Vitamin D Deficiency Linked to Increased Risk of Heart Disease and Stroke
Low levels of vitamin D may increase the risk of heart disease and stroke by as much as 62 percent, scientists reported in a new study.
A growing body of evidence suggests that vitamin D deficiency may adversely affect the cardiovascular system. Vitamin D receptors have a broad tissue distribution in areas related to cardiovascular health, including vascular smooth muscle, endothelium, and cardiomyocytes (cells in the heart).
Consequently, researchers set out to measure vitamin D status in 1,739 subjects (mean age 59 years; 55 percent women) without prior cardiovascular disease.
Overall, 28 percent of individuals had levels less than 15 ng/mL, and 9 percent had levels less than 10 ng/mL. During a mean follow-up of 5.4 years, 120 individuals developed a first cardiovascular event. Individuals with vitamin D levels less than 15 ng/mL were 62 percent more likely to develop cardiovascular events than people with 25(OH)D levels over 15 ng/mL.
The increased risk of cardiovascular events was even greater in subjects who had both low vitamin D levels and high blood pressure (systolic and diastolic blood pressure greater than 140 and 90 mmHg). The study authors reported that subjects with hypertension had a 113 percent increased risk compared to those with normal blood pressure and higher vitamin D levels.
Vitamin D deficiency was widespread among the subjects. Although levels above 30 ng/mL are considered optimal for bone health, only 10 percent of the subjects achieved levels in this range.

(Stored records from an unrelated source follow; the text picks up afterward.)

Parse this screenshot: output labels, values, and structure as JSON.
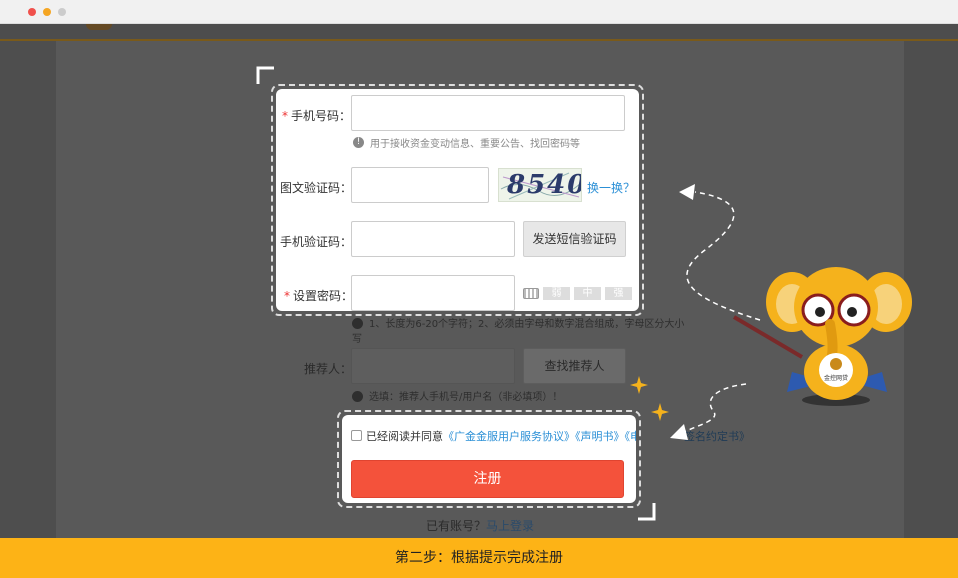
{
  "form": {
    "phone": {
      "label": "手机号码：",
      "required": true,
      "hint": "用于接收资金变动信息、重要公告、找回密码等"
    },
    "captcha": {
      "label": "图文验证码：",
      "image_text": "8540",
      "refresh_link": "换一换？"
    },
    "sms": {
      "label": "手机验证码：",
      "button": "发送短信验证码"
    },
    "password": {
      "label": "设置密码：",
      "required": true,
      "strength": [
        "弱",
        "中",
        "强"
      ],
      "hint": "1、长度为6-20个字符；2、必须由字母和数字混合组成，字母区分大小写"
    },
    "referrer": {
      "label": "推荐人：",
      "button": "查找推荐人",
      "hint": "选填：推荐人手机号/用户名（非必填项）！"
    },
    "agreement": {
      "prefix": "已经阅读并同意",
      "doc1": "《广金金服用户服务协议》",
      "doc2": "《声明书》",
      "doc3_visible": "《电子",
      "doc3_overflow": "签名约定书》"
    },
    "register_button": "注册",
    "login_prompt": {
      "text": "已有账号？",
      "link": "马上登录"
    }
  },
  "mascot": {
    "badge_text": "金控网贷"
  },
  "caption": "第二步：根据提示完成注册",
  "colors": {
    "accent": "#f4523b",
    "caption_bg": "#fdb316",
    "link": "#2a8fd6"
  }
}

The researchers concluded, “Vitamin D deficiency is associated with incident cardiovascular disease. Further clinical and experimental studies may be warranted to determine whether correction of vitamin D deficiency could contribute to the prevention of cardiovascular disease.”
Wang TJ, Pencin MJ, Booth SL, Jacques PF, Ingelsson E, Lanier K, Benjamin EJ, D’Agostino RB, Wolf M, Vasan RS. Vitamin D Deficiency and Risk of Cardiovascular Disease. Circulation. Published online before print January 7, 2008.